- _DIRECTIONS FOR THIS TASK_: Your answer should be the lines of the data below that contain "Global".

- _DATA FOR THIS EXERCISE_:
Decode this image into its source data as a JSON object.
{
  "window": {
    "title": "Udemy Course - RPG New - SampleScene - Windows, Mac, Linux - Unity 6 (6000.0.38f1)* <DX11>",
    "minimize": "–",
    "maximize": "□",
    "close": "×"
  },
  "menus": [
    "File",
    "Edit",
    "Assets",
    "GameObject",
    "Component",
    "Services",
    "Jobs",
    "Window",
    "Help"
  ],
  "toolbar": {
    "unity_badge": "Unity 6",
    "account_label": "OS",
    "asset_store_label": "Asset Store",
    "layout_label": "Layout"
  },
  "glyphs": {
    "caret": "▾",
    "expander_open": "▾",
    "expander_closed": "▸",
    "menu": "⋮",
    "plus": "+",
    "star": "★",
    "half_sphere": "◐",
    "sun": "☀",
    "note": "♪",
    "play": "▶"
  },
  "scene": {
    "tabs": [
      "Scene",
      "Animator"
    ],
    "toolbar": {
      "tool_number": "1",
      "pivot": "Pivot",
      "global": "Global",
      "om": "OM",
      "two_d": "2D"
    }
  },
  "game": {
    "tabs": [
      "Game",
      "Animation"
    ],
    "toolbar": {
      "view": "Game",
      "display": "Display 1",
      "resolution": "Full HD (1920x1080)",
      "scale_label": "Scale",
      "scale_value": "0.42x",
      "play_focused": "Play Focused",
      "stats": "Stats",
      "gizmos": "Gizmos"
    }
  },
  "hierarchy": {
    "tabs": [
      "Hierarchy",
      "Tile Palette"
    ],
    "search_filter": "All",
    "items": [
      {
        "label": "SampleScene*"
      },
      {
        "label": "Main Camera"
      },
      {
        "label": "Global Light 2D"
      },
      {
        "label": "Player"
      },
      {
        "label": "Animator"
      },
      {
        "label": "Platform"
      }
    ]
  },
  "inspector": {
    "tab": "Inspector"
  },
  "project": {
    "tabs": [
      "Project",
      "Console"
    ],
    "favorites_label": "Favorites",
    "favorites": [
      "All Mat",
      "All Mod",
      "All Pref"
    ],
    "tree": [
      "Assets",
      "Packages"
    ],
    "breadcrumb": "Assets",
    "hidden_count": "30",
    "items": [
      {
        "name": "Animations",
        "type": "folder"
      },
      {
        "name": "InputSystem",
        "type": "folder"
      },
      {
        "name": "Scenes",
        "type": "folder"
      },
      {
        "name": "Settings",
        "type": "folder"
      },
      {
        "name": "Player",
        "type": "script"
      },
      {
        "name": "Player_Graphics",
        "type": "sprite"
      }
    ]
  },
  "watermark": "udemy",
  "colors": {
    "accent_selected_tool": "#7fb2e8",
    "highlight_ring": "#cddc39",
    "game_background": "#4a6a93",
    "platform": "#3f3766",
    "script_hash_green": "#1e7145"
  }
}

- _WRITTEN SOLUTION_:
      "global": "Global",
        "label": "Global Light 2D"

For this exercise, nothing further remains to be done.